Could you copy all of the records below exactly as they appear?

[Extracted data entries]
────────

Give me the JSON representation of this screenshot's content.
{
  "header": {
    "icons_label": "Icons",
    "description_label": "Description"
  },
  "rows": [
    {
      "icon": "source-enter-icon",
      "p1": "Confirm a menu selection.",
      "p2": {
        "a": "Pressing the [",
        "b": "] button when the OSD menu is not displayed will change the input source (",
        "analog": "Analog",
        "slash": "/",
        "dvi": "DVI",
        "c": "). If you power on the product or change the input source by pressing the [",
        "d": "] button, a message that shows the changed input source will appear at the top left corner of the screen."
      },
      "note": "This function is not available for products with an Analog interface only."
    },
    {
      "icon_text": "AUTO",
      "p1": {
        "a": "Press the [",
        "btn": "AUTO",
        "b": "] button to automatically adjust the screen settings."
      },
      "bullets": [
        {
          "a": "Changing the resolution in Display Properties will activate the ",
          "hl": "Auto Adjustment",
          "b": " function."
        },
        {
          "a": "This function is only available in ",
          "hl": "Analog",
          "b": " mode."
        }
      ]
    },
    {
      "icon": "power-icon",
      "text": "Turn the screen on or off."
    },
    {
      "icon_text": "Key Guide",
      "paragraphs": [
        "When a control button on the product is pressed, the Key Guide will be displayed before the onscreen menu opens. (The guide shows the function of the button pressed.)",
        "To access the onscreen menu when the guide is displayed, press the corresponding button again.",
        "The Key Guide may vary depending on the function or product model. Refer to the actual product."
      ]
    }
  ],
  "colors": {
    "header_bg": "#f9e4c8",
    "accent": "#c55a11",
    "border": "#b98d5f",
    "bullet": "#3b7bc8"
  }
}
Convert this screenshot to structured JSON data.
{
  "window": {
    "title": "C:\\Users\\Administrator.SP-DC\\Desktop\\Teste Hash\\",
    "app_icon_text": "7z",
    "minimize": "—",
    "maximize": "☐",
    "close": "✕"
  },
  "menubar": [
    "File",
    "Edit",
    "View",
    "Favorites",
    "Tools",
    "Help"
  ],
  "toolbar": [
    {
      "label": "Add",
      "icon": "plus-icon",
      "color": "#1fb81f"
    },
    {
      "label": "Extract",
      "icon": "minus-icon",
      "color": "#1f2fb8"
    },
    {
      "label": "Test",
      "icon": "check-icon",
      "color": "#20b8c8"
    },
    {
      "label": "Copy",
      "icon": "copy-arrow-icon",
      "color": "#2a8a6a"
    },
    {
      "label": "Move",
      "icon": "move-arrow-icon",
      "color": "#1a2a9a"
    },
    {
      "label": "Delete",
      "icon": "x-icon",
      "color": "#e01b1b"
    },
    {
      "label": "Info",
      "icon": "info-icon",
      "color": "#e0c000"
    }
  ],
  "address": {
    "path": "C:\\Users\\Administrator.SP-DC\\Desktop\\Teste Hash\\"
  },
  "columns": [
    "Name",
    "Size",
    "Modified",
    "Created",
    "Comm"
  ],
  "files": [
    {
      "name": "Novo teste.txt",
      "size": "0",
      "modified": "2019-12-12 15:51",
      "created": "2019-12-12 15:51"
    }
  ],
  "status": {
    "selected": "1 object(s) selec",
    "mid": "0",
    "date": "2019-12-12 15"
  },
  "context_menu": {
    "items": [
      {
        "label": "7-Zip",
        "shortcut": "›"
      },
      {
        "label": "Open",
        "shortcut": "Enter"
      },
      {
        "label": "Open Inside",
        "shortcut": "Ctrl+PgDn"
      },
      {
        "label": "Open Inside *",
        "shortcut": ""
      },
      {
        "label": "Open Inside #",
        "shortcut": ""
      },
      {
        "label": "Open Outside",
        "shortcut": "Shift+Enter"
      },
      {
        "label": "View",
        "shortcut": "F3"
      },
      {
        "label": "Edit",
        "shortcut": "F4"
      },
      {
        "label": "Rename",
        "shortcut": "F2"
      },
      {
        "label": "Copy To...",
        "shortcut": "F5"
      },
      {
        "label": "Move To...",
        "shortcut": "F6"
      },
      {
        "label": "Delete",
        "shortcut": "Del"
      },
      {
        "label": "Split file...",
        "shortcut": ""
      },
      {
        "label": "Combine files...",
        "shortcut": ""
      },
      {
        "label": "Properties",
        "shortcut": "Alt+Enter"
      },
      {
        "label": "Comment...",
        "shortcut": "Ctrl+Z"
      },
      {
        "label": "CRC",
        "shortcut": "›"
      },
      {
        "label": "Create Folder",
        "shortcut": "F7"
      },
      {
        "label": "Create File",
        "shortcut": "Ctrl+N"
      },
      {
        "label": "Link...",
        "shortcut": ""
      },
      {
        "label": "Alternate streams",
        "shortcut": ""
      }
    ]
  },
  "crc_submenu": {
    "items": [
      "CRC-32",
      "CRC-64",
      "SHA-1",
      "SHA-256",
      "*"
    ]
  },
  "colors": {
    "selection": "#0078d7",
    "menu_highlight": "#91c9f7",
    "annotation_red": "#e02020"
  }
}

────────

◆ Answer below ◆
Give me the JSON representation of this screenshot's content.
{
  "header": {
    "icons_label": "Icons",
    "description_label": "Description"
  },
  "rows": [
    {
      "icon": "source-enter-icon",
      "p1": "Confirm a menu selection.",
      "p2": {
        "a": "Pressing the [",
        "b": "] button when the OSD menu is not displayed will change the input source (",
        "analog": "Analog",
        "slash": "/",
        "dvi": "DVI",
        "c": "). If you power on the product or change the input source by pressing the [",
        "d": "] button, a message that shows the changed input source will appear at the top left corner of the screen."
      },
      "note": "This function is not available for products with an Analog interface only."
    },
    {
      "icon_text": "AUTO",
      "p1": {
        "a": "Press the [",
        "btn": "AUTO",
        "b": "] button to automatically adjust the screen settings."
      },
      "bullets": [
        {
          "a": "Changing the resolution in Display Properties will activate the ",
          "hl": "Auto Adjustment",
          "b": " function."
        },
        {
          "a": "This function is only available in ",
          "hl": "Analog",
          "b": " mode."
        }
      ]
    },
    {
      "icon": "power-icon",
      "text": "Turn the screen on or off."
    },
    {
      "icon_text": "Key Guide",
      "paragraphs": [
        "When a control button on the product is pressed, the Key Guide will be displayed before the onscreen menu opens. (The guide shows the function of the button pressed.)",
        "To access the onscreen menu when the guide is displayed, press the corresponding button again.",
        "The Key Guide may vary depending on the function or product model. Refer to the actual product."
      ]
    }
  ],
  "colors": {
    "header_bg": "#f9e4c8",
    "accent": "#c55a11",
    "border": "#b98d5f",
    "bullet": "#3b7bc8"
  }
}
Convert this screenshot to structured JSON data.
{
  "window": {
    "title": "C:\\Users\\Administrator.SP-DC\\Desktop\\Teste Hash\\",
    "app_icon_text": "7z",
    "minimize": "—",
    "maximize": "☐",
    "close": "✕"
  },
  "menubar": [
    "File",
    "Edit",
    "View",
    "Favorites",
    "Tools",
    "Help"
  ],
  "toolbar": [
    {
      "label": "Add",
      "icon": "plus-icon",
      "color": "#1fb81f"
    },
    {
      "label": "Extract",
      "icon": "minus-icon",
      "color": "#1f2fb8"
    },
    {
      "label": "Test",
      "icon": "check-icon",
      "color": "#20b8c8"
    },
    {
      "label": "Copy",
      "icon": "copy-arrow-icon",
      "color": "#2a8a6a"
    },
    {
      "label": "Move",
      "icon": "move-arrow-icon",
      "color": "#1a2a9a"
    },
    {
      "label": "Delete",
      "icon": "x-icon",
      "color": "#e01b1b"
    },
    {
      "label": "Info",
      "icon": "info-icon",
      "color": "#e0c000"
    }
  ],
  "address": {
    "path": "C:\\Users\\Administrator.SP-DC\\Desktop\\Teste Hash\\"
  },
  "columns": [
    "Name",
    "Size",
    "Modified",
    "Created",
    "Comm"
  ],
  "files": [
    {
      "name": "Novo teste.txt",
      "size": "0",
      "modified": "2019-12-12 15:51",
      "created": "2019-12-12 15:51"
    }
  ],
  "status": {
    "selected": "1 object(s) selec",
    "mid": "0",
    "date": "2019-12-12 15"
  },
  "context_menu": {
    "items": [
      {
        "label": "7-Zip",
        "shortcut": "›"
      },
      {
        "label": "Open",
        "shortcut": "Enter"
      },
      {
        "label": "Open Inside",
        "shortcut": "Ctrl+PgDn"
      },
      {
        "label": "Open Inside *",
        "shortcut": ""
      },
      {
        "label": "Open Inside #",
        "shortcut": ""
      },
      {
        "label": "Open Outside",
        "shortcut": "Shift+Enter"
      },
      {
        "label": "View",
        "shortcut": "F3"
      },
      {
        "label": "Edit",
        "shortcut": "F4"
      },
      {
        "label": "Rename",
        "shortcut": "F2"
      },
      {
        "label": "Copy To...",
        "shortcut": "F5"
      },
      {
        "label": "Move To...",
        "shortcut": "F6"
      },
      {
        "label": "Delete",
        "shortcut": "Del"
      },
      {
        "label": "Split file...",
        "shortcut": ""
      },
      {
        "label": "Combine files...",
        "shortcut": ""
      },
      {
        "label": "Properties",
        "shortcut": "Alt+Enter"
      },
      {
        "label": "Comment...",
        "shortcut": "Ctrl+Z"
      },
      {
        "label": "CRC",
        "shortcut": "›"
      },
      {
        "label": "Create Folder",
        "shortcut": "F7"
      },
      {
        "label": "Create File",
        "shortcut": "Ctrl+N"
      },
      {
        "label": "Link...",
        "shortcut": ""
      },
      {
        "label": "Alternate streams",
        "shortcut": ""
      }
    ]
  },
  "crc_submenu": {
    "items": [
      "CRC-32",
      "CRC-64",
      "SHA-1",
      "SHA-256",
      "*"
    ]
  },
  "colors": {
    "selection": "#0078d7",
    "menu_highlight": "#91c9f7",
    "annotation_red": "#e02020"
  }
}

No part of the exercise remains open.